PROBLEM DESCRIPTION
All that is needed is the number of lines in the records that contain the word "Mesh", stated without anything else.

EXCERPTED DATA
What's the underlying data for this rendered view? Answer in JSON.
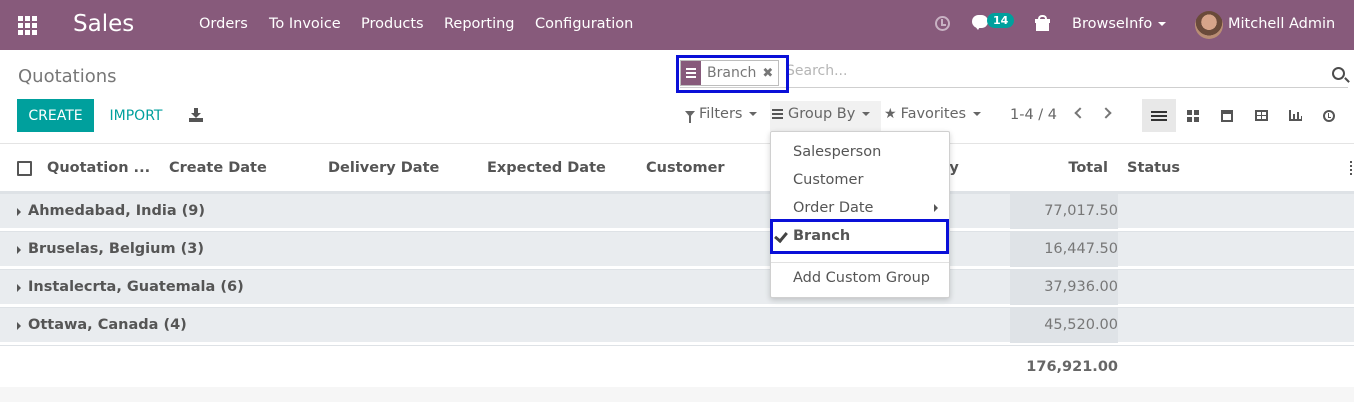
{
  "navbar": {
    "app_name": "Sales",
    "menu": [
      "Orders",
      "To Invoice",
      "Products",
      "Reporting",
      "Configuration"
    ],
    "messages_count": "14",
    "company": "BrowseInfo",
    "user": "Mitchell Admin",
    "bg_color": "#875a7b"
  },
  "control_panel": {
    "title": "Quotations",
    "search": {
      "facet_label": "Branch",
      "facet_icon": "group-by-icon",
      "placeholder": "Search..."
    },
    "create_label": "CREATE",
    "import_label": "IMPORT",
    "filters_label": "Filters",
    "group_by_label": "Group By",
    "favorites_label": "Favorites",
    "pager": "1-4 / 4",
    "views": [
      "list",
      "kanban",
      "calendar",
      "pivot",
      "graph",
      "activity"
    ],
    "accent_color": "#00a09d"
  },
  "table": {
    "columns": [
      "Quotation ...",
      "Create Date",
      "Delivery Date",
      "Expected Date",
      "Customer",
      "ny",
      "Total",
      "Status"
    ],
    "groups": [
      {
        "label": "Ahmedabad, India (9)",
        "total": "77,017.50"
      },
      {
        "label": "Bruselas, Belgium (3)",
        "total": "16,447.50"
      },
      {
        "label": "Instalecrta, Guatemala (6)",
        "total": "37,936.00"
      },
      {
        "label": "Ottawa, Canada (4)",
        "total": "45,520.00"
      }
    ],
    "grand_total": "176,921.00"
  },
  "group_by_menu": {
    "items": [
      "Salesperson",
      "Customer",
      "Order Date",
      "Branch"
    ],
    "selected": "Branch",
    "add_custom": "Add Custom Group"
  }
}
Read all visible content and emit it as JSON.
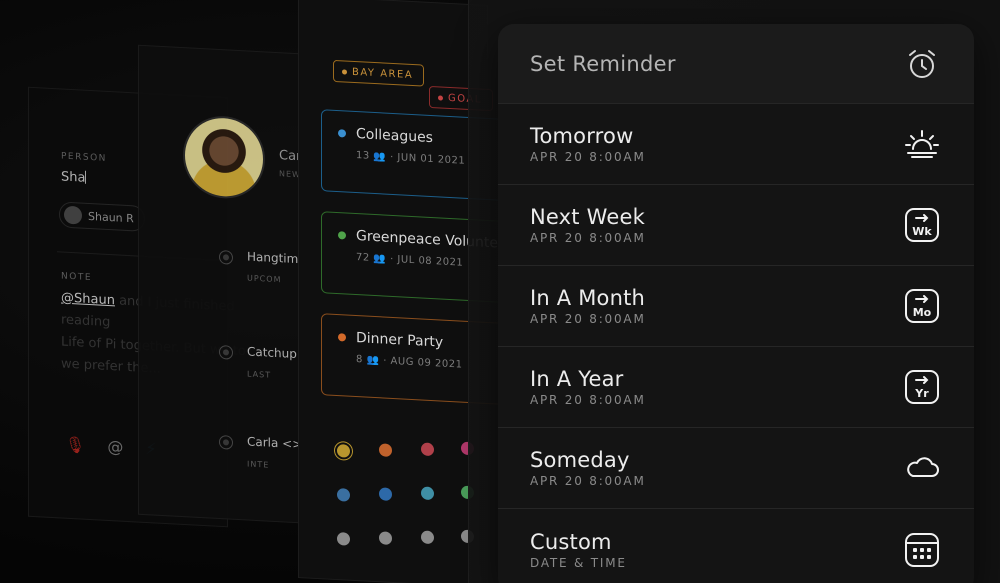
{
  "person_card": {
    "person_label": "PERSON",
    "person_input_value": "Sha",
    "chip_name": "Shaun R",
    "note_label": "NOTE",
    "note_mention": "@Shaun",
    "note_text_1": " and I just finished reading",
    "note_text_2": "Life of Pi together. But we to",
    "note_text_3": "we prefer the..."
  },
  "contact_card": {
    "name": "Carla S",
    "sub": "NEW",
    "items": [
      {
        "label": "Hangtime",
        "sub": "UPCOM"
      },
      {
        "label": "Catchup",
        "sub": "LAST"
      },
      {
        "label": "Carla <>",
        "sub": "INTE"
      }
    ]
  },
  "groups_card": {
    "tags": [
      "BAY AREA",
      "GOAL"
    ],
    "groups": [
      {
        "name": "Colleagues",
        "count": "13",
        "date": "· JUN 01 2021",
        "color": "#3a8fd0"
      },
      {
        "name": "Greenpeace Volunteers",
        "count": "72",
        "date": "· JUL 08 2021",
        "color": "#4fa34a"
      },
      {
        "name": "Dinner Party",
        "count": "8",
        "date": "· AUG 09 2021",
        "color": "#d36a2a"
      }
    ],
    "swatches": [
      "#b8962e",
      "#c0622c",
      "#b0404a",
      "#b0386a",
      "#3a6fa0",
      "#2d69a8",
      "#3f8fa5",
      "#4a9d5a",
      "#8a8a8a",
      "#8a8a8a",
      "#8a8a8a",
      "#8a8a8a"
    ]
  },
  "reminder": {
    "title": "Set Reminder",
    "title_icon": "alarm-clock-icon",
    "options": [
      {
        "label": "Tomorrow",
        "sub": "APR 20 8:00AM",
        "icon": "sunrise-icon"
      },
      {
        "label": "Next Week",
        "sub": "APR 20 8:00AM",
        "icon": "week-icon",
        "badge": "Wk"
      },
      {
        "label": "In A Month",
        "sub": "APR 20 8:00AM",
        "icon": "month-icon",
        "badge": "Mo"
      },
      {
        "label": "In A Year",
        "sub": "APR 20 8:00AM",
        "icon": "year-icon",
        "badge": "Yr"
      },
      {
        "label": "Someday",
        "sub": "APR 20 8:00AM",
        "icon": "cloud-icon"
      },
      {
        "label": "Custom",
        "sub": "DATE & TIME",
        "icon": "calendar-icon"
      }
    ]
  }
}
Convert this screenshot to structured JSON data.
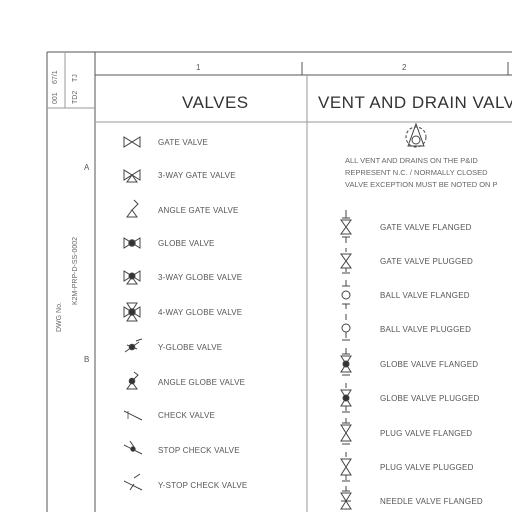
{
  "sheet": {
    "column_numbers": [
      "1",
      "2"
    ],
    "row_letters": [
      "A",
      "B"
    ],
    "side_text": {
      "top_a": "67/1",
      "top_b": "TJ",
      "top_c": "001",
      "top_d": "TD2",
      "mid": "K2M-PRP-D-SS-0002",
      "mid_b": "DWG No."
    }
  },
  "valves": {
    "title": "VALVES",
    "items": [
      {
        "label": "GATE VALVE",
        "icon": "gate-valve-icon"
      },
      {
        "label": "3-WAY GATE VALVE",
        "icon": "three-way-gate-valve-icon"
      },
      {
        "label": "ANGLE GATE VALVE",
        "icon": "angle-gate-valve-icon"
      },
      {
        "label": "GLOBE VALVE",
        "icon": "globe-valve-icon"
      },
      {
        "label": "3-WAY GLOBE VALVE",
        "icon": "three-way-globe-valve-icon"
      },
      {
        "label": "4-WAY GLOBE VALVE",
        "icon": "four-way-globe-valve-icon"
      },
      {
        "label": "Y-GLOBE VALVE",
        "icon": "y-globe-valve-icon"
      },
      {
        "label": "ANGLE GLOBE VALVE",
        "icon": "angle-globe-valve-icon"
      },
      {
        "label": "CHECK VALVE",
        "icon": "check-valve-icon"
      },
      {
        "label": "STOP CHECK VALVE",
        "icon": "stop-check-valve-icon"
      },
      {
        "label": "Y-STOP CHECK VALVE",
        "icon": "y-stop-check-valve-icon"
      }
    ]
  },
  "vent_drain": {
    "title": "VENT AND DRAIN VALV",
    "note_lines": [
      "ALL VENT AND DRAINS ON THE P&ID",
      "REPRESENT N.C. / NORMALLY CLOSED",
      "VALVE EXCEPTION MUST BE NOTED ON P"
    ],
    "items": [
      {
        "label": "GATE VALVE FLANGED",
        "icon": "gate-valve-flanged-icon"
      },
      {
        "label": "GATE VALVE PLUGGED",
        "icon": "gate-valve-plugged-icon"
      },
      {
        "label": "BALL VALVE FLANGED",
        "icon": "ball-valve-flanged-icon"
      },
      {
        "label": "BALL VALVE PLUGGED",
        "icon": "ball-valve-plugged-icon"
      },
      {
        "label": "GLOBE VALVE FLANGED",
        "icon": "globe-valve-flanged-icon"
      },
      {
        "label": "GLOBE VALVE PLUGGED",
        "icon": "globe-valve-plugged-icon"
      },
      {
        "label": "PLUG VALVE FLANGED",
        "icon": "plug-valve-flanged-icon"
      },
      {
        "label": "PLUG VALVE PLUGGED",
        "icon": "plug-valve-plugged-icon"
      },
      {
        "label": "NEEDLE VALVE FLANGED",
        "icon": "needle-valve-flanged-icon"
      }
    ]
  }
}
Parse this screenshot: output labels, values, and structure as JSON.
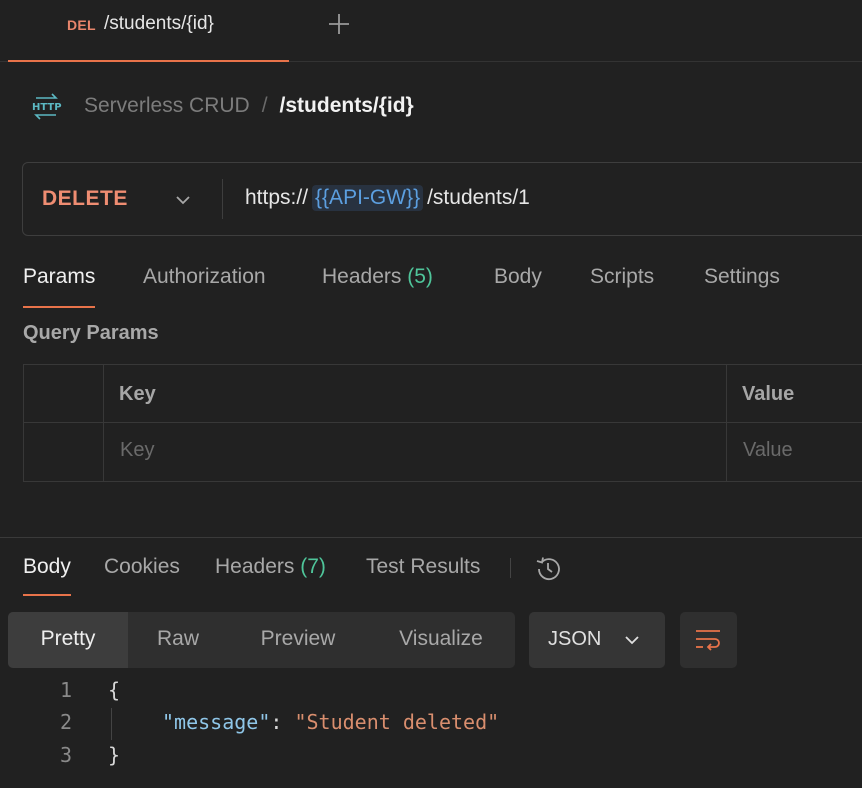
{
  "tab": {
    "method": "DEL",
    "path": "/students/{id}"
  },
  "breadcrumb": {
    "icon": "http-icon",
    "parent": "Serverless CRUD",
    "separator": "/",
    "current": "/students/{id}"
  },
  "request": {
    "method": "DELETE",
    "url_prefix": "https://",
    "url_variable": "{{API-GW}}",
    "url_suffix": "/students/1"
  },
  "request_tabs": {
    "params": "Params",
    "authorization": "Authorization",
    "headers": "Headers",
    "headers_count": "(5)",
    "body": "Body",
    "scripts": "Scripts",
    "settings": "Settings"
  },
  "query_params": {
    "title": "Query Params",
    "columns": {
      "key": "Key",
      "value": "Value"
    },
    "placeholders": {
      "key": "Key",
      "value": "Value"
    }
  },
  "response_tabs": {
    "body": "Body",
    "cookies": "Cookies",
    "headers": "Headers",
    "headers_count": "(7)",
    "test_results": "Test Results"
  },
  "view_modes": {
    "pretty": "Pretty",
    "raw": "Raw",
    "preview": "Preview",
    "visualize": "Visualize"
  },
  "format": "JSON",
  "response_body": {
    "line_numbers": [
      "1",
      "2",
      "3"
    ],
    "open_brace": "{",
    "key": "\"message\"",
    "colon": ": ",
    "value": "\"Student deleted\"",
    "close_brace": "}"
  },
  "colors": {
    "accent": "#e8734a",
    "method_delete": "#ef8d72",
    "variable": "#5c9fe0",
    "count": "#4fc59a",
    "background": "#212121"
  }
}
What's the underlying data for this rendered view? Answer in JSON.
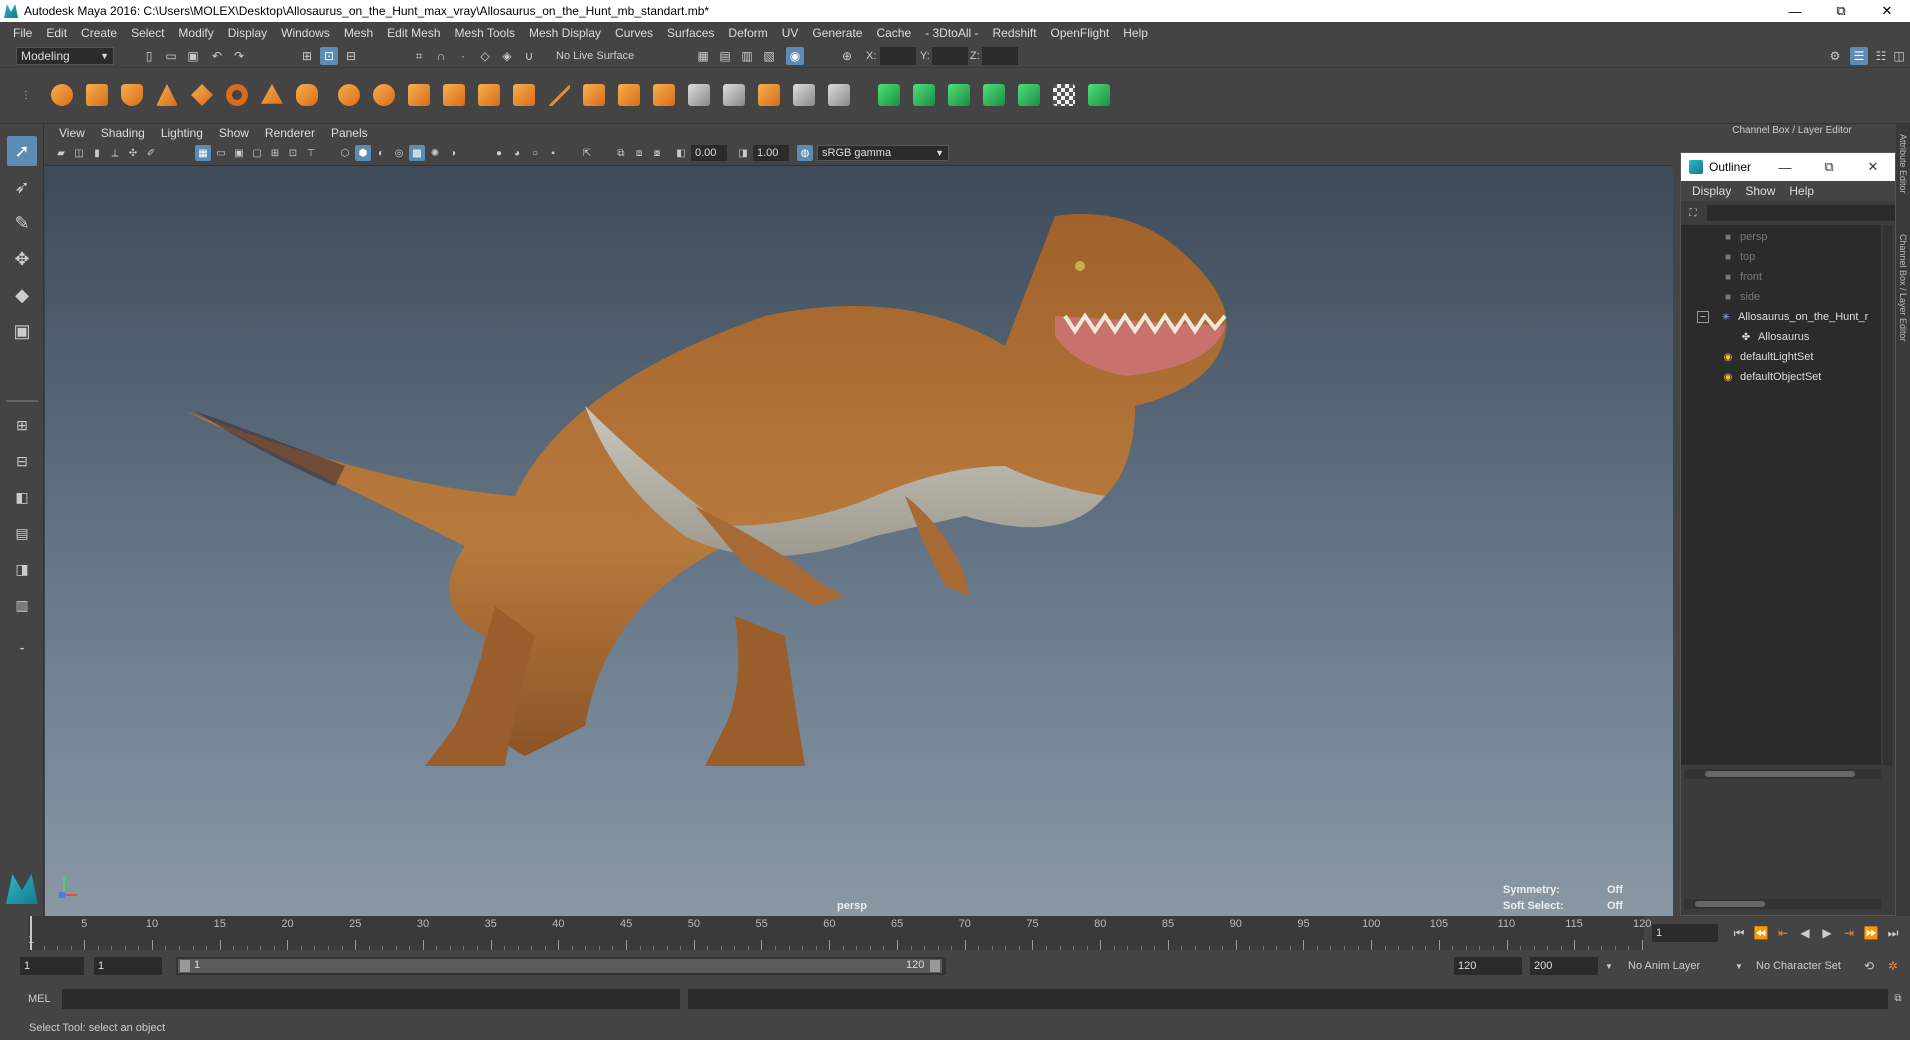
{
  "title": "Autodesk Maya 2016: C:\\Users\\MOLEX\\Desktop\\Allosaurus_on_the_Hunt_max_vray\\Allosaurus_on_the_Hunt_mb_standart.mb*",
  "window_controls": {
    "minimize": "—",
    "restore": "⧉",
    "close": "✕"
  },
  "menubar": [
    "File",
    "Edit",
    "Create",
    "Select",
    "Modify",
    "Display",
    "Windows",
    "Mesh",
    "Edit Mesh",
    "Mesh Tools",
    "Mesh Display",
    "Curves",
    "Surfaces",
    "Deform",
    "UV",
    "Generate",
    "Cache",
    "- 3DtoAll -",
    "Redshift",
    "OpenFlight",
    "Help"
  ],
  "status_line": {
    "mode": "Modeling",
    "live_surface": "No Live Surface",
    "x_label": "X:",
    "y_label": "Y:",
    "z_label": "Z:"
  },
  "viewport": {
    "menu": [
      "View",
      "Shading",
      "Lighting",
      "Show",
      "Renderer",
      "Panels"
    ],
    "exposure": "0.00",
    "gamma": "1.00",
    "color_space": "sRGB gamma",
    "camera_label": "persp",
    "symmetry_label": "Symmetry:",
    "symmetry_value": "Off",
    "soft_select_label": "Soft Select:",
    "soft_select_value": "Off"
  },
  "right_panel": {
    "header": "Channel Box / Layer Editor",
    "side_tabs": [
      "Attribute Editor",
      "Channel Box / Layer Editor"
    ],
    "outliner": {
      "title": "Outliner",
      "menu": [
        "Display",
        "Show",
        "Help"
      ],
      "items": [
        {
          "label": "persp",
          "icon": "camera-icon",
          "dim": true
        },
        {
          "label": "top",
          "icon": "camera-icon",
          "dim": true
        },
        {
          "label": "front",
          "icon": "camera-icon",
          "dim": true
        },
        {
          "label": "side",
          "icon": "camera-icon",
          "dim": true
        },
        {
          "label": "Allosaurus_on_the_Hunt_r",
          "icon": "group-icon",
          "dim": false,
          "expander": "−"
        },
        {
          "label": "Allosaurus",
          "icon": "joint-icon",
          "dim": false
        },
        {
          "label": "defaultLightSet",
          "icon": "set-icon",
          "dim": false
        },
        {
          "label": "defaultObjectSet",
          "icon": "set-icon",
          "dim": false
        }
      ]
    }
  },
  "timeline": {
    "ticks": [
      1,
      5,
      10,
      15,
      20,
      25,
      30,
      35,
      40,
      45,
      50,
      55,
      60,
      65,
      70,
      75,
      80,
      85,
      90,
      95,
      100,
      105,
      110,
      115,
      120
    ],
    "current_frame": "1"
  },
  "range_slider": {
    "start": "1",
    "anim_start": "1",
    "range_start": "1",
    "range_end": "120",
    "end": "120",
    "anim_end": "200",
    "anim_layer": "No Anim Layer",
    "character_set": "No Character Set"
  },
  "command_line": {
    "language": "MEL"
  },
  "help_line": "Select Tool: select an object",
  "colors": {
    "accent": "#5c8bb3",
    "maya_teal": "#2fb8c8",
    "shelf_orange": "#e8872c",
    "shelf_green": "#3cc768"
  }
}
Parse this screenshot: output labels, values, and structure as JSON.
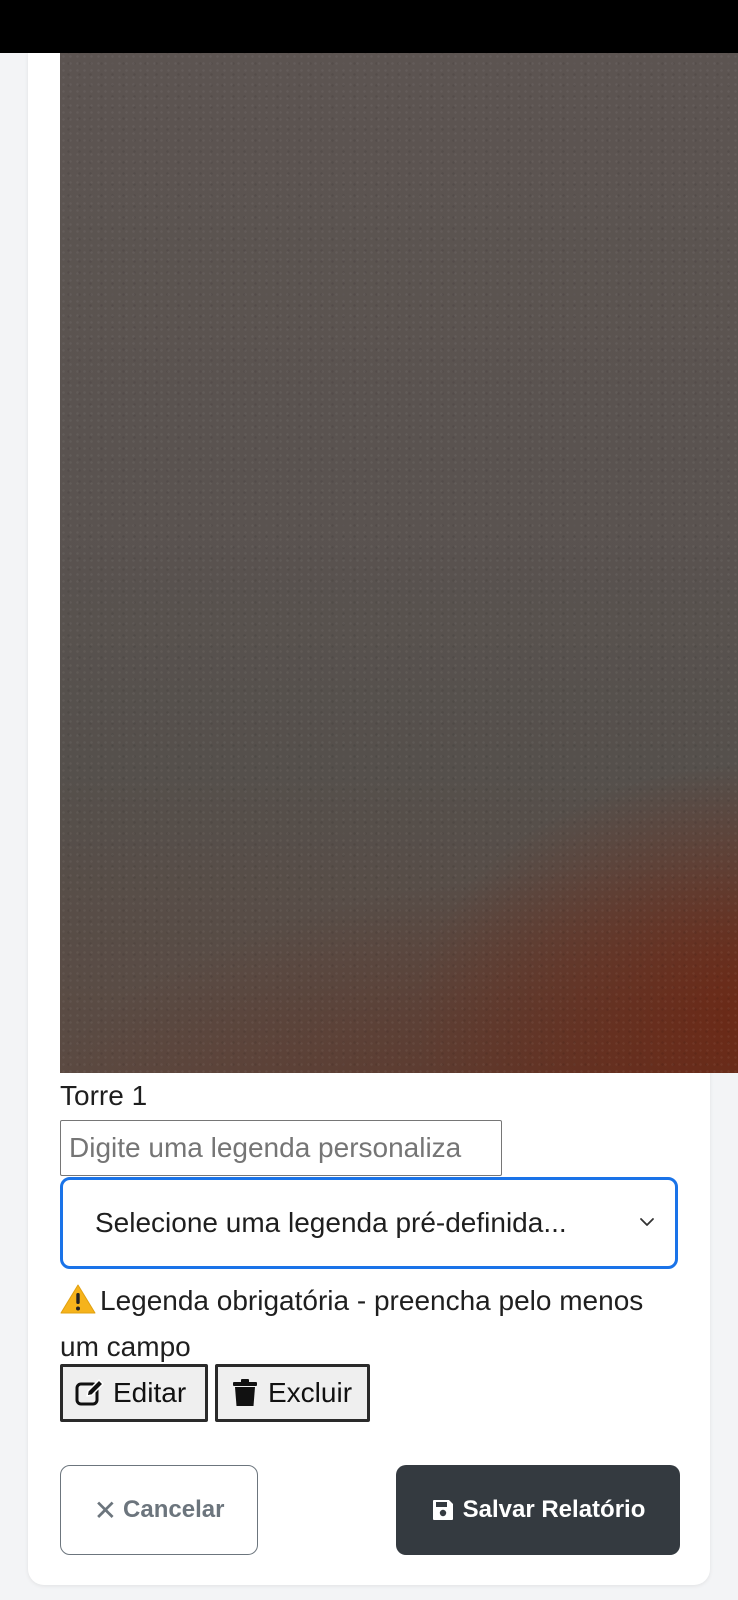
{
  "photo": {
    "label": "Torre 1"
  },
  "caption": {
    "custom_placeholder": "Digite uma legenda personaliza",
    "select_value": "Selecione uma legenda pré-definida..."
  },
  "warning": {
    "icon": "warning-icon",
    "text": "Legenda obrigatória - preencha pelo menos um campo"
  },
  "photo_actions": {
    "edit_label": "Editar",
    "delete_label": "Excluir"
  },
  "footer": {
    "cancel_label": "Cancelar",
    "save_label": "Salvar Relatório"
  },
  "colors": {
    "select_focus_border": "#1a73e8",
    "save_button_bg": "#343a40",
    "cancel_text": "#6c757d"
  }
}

ANSWER
4